(Excerpts from a dataset)
BEGIN

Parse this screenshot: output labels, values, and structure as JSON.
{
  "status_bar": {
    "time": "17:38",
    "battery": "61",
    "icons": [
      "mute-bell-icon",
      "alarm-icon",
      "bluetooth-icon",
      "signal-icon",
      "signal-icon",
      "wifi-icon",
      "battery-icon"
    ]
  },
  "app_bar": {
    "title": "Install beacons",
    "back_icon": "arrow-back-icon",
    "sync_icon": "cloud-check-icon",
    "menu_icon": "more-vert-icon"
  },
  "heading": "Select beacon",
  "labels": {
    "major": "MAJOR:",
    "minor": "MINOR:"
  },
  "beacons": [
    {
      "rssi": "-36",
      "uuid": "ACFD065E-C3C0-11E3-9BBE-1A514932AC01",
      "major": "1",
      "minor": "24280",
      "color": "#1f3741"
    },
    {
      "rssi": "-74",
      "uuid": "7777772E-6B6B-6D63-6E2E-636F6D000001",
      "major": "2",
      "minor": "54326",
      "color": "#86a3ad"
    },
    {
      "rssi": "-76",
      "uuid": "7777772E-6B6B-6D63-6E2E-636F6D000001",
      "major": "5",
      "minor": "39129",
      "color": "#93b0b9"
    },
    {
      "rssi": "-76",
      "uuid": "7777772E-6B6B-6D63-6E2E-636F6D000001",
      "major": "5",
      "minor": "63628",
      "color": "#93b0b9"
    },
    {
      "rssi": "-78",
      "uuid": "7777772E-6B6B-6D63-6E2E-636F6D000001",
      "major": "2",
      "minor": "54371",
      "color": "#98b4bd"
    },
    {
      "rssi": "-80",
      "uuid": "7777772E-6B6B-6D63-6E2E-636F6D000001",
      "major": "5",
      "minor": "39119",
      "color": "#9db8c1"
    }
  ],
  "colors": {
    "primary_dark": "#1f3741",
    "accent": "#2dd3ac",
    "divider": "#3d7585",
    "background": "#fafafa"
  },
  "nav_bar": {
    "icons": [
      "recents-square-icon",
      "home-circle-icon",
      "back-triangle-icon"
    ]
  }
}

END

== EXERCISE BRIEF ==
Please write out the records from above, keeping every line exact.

== SOLUTION BELOW ==
Parse this screenshot: output labels, values, and structure as JSON.
{
  "status_bar": {
    "time": "17:38",
    "battery": "61",
    "icons": [
      "mute-bell-icon",
      "alarm-icon",
      "bluetooth-icon",
      "signal-icon",
      "signal-icon",
      "wifi-icon",
      "battery-icon"
    ]
  },
  "app_bar": {
    "title": "Install beacons",
    "back_icon": "arrow-back-icon",
    "sync_icon": "cloud-check-icon",
    "menu_icon": "more-vert-icon"
  },
  "heading": "Select beacon",
  "labels": {
    "major": "MAJOR:",
    "minor": "MINOR:"
  },
  "beacons": [
    {
      "rssi": "-36",
      "uuid": "ACFD065E-C3C0-11E3-9BBE-1A514932AC01",
      "major": "1",
      "minor": "24280",
      "color": "#1f3741"
    },
    {
      "rssi": "-74",
      "uuid": "7777772E-6B6B-6D63-6E2E-636F6D000001",
      "major": "2",
      "minor": "54326",
      "color": "#86a3ad"
    },
    {
      "rssi": "-76",
      "uuid": "7777772E-6B6B-6D63-6E2E-636F6D000001",
      "major": "5",
      "minor": "39129",
      "color": "#93b0b9"
    },
    {
      "rssi": "-76",
      "uuid": "7777772E-6B6B-6D63-6E2E-636F6D000001",
      "major": "5",
      "minor": "63628",
      "color": "#93b0b9"
    },
    {
      "rssi": "-78",
      "uuid": "7777772E-6B6B-6D63-6E2E-636F6D000001",
      "major": "2",
      "minor": "54371",
      "color": "#98b4bd"
    },
    {
      "rssi": "-80",
      "uuid": "7777772E-6B6B-6D63-6E2E-636F6D000001",
      "major": "5",
      "minor": "39119",
      "color": "#9db8c1"
    }
  ],
  "colors": {
    "primary_dark": "#1f3741",
    "accent": "#2dd3ac",
    "divider": "#3d7585",
    "background": "#fafafa"
  },
  "nav_bar": {
    "icons": [
      "recents-square-icon",
      "home-circle-icon",
      "back-triangle-icon"
    ]
  }
}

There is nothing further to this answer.